Samaritan Early Learning Center is licensed by the Oregon Child Care Division to provide services to children ages six weeks to eight years of age. This agency regulates the quality of care we provide through unscheduled visits and annually scheduled re-licensing visits. We are required to meet standards for qualified staffing, health, safety, physical setting, food service and nutrition in addition to standards for our program and the care of children.
SELC has achieved the Oregon Program of Quality designation. To achieve this designation, SELC had to meet research-based standards for program quality, including collaborative family partnerships, child development and learning, highly qualified personnel, health and safety practices, developmental environments, and effective administration and business practices.
Positive Behavior Intervention Support (PBIS) is utilized to help our students enhance and improve their productive social behavior while reducing any problematic behavior. PBIS focuses on the behavior we want to see instead of the behavior we saw. PBIS helps the child build his or her social-emotional domains and develop social skills. PBIS utilizes several teaching strategies including pre-teaching skills and routines, positive statements and positive reinforcements to guide children through the decision making process.
The preschool and infant/toddler programs use the Preschool Observation Checklist and Evaluation Tool (POCETTM) to observe and document each child’s developmental progress. Starting in the infant room, each child is observed using developmental guidelines which are divided into eight domains of learning. The documentation follows the child into the toddler room, then the preschool room and into kindergarten. Our teachers utilize POCETTM to inform instruction for individual, small group and whole group development.
Verbal and non-verbal communication is encouraged and supported through a variety of interactions throughout the day. We use Baby Signing Time® and Signing Time® to teach American Sign Language and encourage pre-verbal communication.

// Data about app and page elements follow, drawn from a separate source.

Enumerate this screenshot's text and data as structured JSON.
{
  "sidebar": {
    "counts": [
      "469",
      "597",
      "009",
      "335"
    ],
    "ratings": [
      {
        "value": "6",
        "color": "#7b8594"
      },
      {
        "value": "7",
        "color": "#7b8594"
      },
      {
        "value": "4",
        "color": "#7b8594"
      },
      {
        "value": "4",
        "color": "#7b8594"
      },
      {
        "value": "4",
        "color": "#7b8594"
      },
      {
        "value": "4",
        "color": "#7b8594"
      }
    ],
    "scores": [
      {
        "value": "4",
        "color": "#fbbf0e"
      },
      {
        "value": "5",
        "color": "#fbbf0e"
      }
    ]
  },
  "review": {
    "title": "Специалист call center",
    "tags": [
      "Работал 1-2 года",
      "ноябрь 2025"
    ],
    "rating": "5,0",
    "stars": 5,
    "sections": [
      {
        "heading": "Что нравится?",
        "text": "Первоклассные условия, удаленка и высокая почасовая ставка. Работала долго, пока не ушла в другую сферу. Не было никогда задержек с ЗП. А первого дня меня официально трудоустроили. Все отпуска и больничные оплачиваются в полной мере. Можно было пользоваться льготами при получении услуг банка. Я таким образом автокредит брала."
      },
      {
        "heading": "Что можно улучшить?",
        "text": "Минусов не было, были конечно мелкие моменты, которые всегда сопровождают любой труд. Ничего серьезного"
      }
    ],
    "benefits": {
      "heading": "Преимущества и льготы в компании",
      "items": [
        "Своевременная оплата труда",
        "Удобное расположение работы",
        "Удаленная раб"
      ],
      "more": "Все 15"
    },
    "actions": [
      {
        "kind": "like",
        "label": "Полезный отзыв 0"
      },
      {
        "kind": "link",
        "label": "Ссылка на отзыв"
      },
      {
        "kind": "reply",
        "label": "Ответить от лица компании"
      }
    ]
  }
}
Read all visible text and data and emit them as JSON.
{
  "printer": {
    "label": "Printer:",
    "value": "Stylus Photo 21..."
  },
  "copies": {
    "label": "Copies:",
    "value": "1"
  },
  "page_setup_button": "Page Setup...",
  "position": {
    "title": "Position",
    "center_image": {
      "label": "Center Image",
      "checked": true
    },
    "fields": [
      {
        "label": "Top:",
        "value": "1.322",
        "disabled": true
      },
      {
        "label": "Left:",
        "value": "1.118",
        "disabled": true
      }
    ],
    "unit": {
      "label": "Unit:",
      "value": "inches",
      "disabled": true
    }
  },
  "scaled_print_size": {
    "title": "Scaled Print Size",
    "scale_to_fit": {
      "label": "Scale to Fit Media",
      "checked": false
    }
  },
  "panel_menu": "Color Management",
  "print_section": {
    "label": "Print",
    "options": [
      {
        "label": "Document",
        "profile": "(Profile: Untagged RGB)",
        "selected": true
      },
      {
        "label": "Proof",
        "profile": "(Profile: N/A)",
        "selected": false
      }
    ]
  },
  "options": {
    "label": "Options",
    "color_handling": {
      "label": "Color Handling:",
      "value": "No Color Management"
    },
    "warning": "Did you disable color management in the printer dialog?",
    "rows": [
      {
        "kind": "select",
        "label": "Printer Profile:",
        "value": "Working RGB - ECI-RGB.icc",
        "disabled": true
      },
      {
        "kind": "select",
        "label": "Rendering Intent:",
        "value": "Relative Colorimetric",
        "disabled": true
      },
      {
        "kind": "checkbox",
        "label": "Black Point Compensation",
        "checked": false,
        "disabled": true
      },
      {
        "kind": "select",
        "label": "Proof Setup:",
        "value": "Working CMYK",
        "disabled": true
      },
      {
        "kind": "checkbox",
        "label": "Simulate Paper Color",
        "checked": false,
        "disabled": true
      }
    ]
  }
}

The teachers use a variety of methods including videos, flashcards, books and daily interactions with the children. Sign language has been proven to help children communicate their needs to adults, reducing frustration between children and caregivers.
Early Intervention (EI) provides services to children from birth to school age that have developmental delays or disabilities. The goal of EI is to increase the number of child care options available to families of children with disabilities in the community. They provide early intervention services and support to children with disabilities in natural settings, alongside typically developing peers. EI recruits and trains child care providers to include children with disabilities in their child care settings.